* _INSTRUCTIONS TO FOLLOW_:
An exact copy of all the data is the required output.

-----

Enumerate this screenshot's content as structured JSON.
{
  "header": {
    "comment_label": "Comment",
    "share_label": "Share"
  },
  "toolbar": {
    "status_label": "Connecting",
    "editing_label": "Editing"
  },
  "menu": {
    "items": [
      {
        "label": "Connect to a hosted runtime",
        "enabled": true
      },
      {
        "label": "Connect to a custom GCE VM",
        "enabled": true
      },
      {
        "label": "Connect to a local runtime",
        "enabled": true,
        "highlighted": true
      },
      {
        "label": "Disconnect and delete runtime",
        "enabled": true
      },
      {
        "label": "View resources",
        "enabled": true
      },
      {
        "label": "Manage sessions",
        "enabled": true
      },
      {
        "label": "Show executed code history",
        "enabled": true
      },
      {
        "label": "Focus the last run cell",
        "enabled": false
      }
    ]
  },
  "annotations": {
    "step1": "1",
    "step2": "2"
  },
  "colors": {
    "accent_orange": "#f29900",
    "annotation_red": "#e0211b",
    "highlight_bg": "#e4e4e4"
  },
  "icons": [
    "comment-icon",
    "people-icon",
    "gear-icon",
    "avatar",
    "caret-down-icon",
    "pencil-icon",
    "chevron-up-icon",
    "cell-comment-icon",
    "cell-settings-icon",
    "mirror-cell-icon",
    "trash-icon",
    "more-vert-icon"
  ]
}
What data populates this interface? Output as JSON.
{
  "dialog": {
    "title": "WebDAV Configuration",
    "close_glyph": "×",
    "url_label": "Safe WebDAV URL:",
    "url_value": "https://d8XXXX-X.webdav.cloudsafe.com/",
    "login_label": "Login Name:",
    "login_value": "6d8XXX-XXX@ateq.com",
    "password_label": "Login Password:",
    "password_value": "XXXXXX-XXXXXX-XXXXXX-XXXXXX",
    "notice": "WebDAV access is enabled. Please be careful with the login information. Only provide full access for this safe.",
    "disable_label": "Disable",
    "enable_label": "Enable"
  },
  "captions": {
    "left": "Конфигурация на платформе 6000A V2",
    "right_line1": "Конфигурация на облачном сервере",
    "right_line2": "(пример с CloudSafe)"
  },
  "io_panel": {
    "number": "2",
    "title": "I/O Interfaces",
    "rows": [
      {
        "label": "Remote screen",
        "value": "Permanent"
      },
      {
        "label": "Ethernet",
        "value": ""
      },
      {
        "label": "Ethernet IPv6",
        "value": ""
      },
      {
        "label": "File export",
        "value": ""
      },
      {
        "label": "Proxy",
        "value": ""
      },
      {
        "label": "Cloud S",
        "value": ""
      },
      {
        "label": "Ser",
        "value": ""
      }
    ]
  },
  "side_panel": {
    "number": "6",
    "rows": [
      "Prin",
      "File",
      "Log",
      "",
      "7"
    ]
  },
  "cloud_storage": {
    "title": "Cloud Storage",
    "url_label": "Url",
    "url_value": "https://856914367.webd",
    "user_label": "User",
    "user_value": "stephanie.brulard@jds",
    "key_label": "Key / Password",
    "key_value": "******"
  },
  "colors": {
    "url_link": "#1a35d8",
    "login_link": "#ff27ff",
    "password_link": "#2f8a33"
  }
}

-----

* _ANSWER SPACE_:
Enumerate this screenshot's content as structured JSON.
{
  "header": {
    "comment_label": "Comment",
    "share_label": "Share"
  },
  "toolbar": {
    "status_label": "Connecting",
    "editing_label": "Editing"
  },
  "menu": {
    "items": [
      {
        "label": "Connect to a hosted runtime",
        "enabled": true
      },
      {
        "label": "Connect to a custom GCE VM",
        "enabled": true
      },
      {
        "label": "Connect to a local runtime",
        "enabled": true,
        "highlighted": true
      },
      {
        "label": "Disconnect and delete runtime",
        "enabled": true
      },
      {
        "label": "View resources",
        "enabled": true
      },
      {
        "label": "Manage sessions",
        "enabled": true
      },
      {
        "label": "Show executed code history",
        "enabled": true
      },
      {
        "label": "Focus the last run cell",
        "enabled": false
      }
    ]
  },
  "annotations": {
    "step1": "1",
    "step2": "2"
  },
  "colors": {
    "accent_orange": "#f29900",
    "annotation_red": "#e0211b",
    "highlight_bg": "#e4e4e4"
  },
  "icons": [
    "comment-icon",
    "people-icon",
    "gear-icon",
    "avatar",
    "caret-down-icon",
    "pencil-icon",
    "chevron-up-icon",
    "cell-comment-icon",
    "cell-settings-icon",
    "mirror-cell-icon",
    "trash-icon",
    "more-vert-icon"
  ]
}
What data populates this interface? Output as JSON.
{
  "dialog": {
    "title": "WebDAV Configuration",
    "close_glyph": "×",
    "url_label": "Safe WebDAV URL:",
    "url_value": "https://d8XXXX-X.webdav.cloudsafe.com/",
    "login_label": "Login Name:",
    "login_value": "6d8XXX-XXX@ateq.com",
    "password_label": "Login Password:",
    "password_value": "XXXXXX-XXXXXX-XXXXXX-XXXXXX",
    "notice": "WebDAV access is enabled. Please be careful with the login information. Only provide full access for this safe.",
    "disable_label": "Disable",
    "enable_label": "Enable"
  },
  "captions": {
    "left": "Конфигурация на платформе 6000A V2",
    "right_line1": "Конфигурация на облачном сервере",
    "right_line2": "(пример с CloudSafe)"
  },
  "io_panel": {
    "number": "2",
    "title": "I/O Interfaces",
    "rows": [
      {
        "label": "Remote screen",
        "value": "Permanent"
      },
      {
        "label": "Ethernet",
        "value": ""
      },
      {
        "label": "Ethernet IPv6",
        "value": ""
      },
      {
        "label": "File export",
        "value": ""
      },
      {
        "label": "Proxy",
        "value": ""
      },
      {
        "label": "Cloud S",
        "value": ""
      },
      {
        "label": "Ser",
        "value": ""
      }
    ]
  },
  "side_panel": {
    "number": "6",
    "rows": [
      "Prin",
      "File",
      "Log",
      "",
      "7"
    ]
  },
  "cloud_storage": {
    "title": "Cloud Storage",
    "url_label": "Url",
    "url_value": "https://856914367.webd",
    "user_label": "User",
    "user_value": "stephanie.brulard@jds",
    "key_label": "Key / Password",
    "key_value": "******"
  },
  "colors": {
    "url_link": "#1a35d8",
    "login_link": "#ff27ff",
    "password_link": "#2f8a33"
  }
}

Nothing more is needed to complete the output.